Career Opportunities Available to Geneticists

Geneticists use their knowledge of molecular, mathematical, biochemical, and bioinformatics in investigating how genes determine distinctive traits. These genomic approaches are among the most significant accomplishments in the history of science as they have significantly achieved advancements in the improvement of human health and well being.

Geneticists find work in laboratories of pharmaceutical companies, hospitals, research facilities, universities, consulting firms, government agencies and other institutions that aim to have relevance in a rapidly and continuously changing world.

They usually find entry level positions as Assistant Research Specialists who perform lab work under the supervision and guidance of a senior scientist. Their goal as Research Analysts is to solve problems by developing new products or processes, and by designing, executing, experimenting and analyzing experiments. They also prepare documentations and reporets related to their research work, which include recommendations formulated on the basis of their analyses.

A Geneticist employed as Research Specialist typically earns an average compensation of $78, 900 annually, but depending on the location and industry of the employer as well as the experience level of the Geneticist. According to Payscale, the lowest pay range starts at $51K per year while the highest pay is from $150K per year.

Germany, which historically has been involved in many genetic researches, has the highest job openings for geneticists in various private companies. Examples of the leading employers of Geneticists in Germany are Bayer AG, Boehringer Ingelheim GmbH and Siemens AG. In 2017, German universities topped the World University ranking for genetic researches. Those looking for job openings as geneticists are advised to check the message boards of companies and not to lose time sending their resume along with a well-written Cover or Application Letter. .

Lebenslauf schreiben lassen (write a resume); or if you’re not confident about your ability to write an application letter that will merit an invite for an interview, have a professional write it for you.
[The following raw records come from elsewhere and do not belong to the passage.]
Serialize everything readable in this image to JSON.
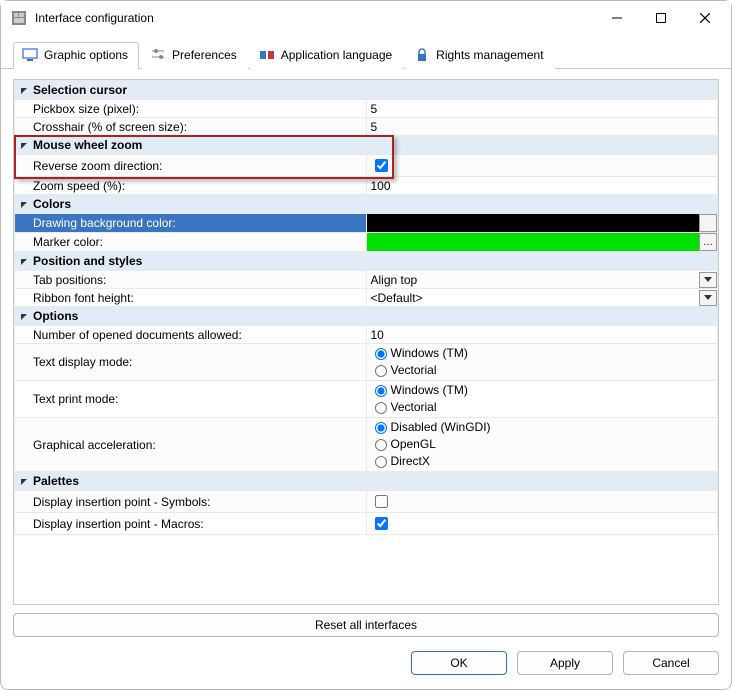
{
  "window": {
    "title": "Interface configuration"
  },
  "tabs": {
    "graphic": {
      "label": "Graphic options",
      "active": true
    },
    "prefs": {
      "label": "Preferences",
      "active": false
    },
    "lang": {
      "label": "Application language",
      "active": false
    },
    "rights": {
      "label": "Rights management",
      "active": false
    }
  },
  "sections": {
    "selection_cursor": {
      "title": "Selection cursor",
      "pickbox_label": "Pickbox size (pixel):",
      "pickbox_value": "5",
      "crosshair_label": "Crosshair (% of screen size):",
      "crosshair_value": "5"
    },
    "mouse_wheel_zoom": {
      "title": "Mouse wheel zoom",
      "reverse_label": "Reverse zoom direction:",
      "reverse_checked": true,
      "speed_label": "Zoom speed (%):",
      "speed_value": "100"
    },
    "colors": {
      "title": "Colors",
      "bg_label": "Drawing background color:",
      "bg_color": "#000000",
      "marker_label": "Marker color:",
      "marker_color": "#00e000"
    },
    "position_styles": {
      "title": "Position and styles",
      "tabpos_label": "Tab positions:",
      "tabpos_value": "Align top",
      "ribbon_label": "Ribbon font height:",
      "ribbon_value": "<Default>"
    },
    "options": {
      "title": "Options",
      "docs_label": "Number of opened documents allowed:",
      "docs_value": "10",
      "text_display_label": "Text display mode:",
      "text_display_mode": {
        "windows": "Windows (TM)",
        "vectorial": "Vectorial",
        "selected": "windows"
      },
      "text_print_label": "Text print mode:",
      "text_print_mode": {
        "windows": "Windows (TM)",
        "vectorial": "Vectorial",
        "selected": "windows"
      },
      "gaccel_label": "Graphical acceleration:",
      "gaccel": {
        "disabled": "Disabled (WinGDI)",
        "opengl": "OpenGL",
        "directx": "DirectX",
        "selected": "disabled"
      }
    },
    "palettes": {
      "title": "Palettes",
      "symbols_label": "Display insertion point - Symbols:",
      "symbols_checked": false,
      "macros_label": "Display insertion point - Macros:",
      "macros_checked": true
    }
  },
  "buttons": {
    "reset": "Reset all interfaces",
    "ok": "OK",
    "apply": "Apply",
    "cancel": "Cancel"
  }
}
A Germany-based website called Gekonnt Bewerben, offers application-letter writing services with claims of 95% success rate in getting their clients invited for an interview.